DATA FOR THE TASK =>
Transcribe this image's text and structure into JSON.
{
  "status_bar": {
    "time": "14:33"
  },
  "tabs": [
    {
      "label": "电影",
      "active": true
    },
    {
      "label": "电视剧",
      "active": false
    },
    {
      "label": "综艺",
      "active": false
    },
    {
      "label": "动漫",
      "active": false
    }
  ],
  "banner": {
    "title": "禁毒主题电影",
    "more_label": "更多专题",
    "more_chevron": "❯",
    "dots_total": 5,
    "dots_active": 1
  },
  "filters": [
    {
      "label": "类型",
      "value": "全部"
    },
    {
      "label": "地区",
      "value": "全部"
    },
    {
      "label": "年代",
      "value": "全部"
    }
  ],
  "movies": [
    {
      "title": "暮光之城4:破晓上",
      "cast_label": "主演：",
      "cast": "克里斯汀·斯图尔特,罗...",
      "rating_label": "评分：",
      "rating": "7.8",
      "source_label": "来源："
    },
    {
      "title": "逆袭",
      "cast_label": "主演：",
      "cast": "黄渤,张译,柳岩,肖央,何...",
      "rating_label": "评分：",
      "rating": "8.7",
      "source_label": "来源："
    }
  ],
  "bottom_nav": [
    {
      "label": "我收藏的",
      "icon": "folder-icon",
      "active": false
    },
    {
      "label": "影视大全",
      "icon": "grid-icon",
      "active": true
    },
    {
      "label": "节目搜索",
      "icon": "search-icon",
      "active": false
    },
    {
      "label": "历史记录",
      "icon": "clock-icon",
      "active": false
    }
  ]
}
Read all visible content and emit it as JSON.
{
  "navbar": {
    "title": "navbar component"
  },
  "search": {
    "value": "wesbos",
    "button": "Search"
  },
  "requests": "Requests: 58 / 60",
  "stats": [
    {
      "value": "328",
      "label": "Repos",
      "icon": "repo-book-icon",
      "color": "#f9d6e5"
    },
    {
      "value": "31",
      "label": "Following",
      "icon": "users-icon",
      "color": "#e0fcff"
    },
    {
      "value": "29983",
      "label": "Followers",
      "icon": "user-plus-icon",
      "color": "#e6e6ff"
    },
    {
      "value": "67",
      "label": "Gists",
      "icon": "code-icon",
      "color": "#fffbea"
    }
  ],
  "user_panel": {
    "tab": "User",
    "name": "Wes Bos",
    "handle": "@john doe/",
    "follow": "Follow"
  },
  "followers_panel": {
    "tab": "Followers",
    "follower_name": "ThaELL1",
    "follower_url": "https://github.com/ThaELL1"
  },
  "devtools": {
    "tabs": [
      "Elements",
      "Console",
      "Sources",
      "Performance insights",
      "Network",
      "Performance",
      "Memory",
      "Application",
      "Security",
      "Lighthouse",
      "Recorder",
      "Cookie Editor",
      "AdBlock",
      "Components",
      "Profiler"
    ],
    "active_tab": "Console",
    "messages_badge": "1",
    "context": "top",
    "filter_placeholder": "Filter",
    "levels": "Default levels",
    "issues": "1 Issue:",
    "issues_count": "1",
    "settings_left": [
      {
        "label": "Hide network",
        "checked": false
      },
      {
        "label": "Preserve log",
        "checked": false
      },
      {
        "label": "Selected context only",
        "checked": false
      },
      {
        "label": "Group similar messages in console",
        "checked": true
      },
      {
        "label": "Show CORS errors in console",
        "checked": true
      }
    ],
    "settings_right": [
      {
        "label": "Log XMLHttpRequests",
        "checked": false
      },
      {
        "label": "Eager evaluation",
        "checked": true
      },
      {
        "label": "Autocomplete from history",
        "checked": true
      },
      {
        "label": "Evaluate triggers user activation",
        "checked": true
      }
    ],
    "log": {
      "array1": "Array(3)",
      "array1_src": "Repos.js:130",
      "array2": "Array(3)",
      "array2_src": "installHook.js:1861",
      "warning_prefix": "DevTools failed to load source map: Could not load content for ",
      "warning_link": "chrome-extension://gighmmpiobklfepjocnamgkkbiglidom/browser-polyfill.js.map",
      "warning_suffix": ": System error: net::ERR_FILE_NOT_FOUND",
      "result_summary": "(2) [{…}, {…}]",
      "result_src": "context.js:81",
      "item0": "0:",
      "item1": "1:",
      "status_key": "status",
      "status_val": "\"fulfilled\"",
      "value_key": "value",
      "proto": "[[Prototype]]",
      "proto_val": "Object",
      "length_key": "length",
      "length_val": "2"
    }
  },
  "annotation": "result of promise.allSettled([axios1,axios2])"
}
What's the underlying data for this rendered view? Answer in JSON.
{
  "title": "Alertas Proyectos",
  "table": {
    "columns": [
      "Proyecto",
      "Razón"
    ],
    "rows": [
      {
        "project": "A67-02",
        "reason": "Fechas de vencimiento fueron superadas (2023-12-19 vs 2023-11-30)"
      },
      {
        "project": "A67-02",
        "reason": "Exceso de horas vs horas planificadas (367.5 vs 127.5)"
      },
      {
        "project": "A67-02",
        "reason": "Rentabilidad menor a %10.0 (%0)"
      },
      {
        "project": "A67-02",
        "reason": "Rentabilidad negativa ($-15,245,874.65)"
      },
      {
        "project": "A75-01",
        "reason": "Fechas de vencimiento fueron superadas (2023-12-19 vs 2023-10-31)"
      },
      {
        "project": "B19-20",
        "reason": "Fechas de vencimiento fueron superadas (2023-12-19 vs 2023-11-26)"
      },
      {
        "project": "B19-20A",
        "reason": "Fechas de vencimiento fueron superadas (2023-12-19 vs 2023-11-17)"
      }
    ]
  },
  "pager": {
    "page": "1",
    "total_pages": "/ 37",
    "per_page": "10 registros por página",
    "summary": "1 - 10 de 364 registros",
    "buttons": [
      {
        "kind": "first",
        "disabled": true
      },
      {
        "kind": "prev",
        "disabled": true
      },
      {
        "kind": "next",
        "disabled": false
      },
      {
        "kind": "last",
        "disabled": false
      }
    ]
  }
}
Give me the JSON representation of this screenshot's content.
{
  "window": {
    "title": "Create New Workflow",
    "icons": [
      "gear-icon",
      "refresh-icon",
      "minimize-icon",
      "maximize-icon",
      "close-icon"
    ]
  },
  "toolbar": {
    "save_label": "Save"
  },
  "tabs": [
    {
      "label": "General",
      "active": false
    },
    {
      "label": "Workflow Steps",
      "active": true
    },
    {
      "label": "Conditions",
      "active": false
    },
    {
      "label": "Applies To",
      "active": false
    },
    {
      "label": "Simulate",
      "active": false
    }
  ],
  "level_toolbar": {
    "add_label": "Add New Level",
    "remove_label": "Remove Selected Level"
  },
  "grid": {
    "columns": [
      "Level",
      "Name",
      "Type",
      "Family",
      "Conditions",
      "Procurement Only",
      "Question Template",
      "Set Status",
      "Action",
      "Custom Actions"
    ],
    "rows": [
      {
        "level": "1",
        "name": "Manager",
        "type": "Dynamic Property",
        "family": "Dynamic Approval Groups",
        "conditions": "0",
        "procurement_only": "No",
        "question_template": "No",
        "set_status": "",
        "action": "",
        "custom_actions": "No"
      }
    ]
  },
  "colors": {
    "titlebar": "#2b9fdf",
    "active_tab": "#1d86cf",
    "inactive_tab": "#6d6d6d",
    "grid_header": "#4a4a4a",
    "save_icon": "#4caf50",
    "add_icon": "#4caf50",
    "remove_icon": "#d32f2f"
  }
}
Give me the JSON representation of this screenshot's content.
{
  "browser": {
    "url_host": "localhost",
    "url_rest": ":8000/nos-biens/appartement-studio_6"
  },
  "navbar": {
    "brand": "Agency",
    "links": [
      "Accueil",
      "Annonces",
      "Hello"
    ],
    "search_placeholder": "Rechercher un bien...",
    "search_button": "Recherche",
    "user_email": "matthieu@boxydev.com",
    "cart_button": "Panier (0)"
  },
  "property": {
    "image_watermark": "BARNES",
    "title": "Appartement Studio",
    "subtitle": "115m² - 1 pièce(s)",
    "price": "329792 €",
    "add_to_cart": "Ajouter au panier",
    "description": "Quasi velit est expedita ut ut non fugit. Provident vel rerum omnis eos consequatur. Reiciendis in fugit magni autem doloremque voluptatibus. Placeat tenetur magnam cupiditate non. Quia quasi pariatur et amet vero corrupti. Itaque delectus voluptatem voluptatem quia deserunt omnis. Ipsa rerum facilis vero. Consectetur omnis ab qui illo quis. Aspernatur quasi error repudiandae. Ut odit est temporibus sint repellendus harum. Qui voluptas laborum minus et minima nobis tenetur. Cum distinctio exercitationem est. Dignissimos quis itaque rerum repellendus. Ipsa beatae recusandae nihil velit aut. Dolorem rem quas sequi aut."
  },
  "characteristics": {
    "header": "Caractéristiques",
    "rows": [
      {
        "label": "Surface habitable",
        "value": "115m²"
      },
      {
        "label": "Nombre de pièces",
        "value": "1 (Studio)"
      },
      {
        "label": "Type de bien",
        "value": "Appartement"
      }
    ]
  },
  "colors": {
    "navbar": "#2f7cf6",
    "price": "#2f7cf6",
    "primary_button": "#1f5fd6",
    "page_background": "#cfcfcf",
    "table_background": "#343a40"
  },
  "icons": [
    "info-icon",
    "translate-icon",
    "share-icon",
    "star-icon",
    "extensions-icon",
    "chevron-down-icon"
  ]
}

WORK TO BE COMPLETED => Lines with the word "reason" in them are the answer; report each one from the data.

OUTPUT OF THE TASK =>
        "reason": "Fechas de vencimiento fueron superadas (2023-12-19 vs 2023-11-30)"
        "reason": "Exceso de horas vs horas planificadas (367.5 vs 127.5)"
        "reason": "Rentabilidad menor a %10.0 (%0)"
        "reason": "Rentabilidad negativa ($-15,245,874.65)"
        "reason": "Fechas de vencimiento fueron superadas (2023-12-19 vs 2023-10-31)"
        "reason": "Fechas de vencimiento fueron superadas (2023-12-19 vs 2023-11-26)"
        "reason": "Fechas de vencimiento fueron superadas (2023-12-19 vs 2023-11-17)"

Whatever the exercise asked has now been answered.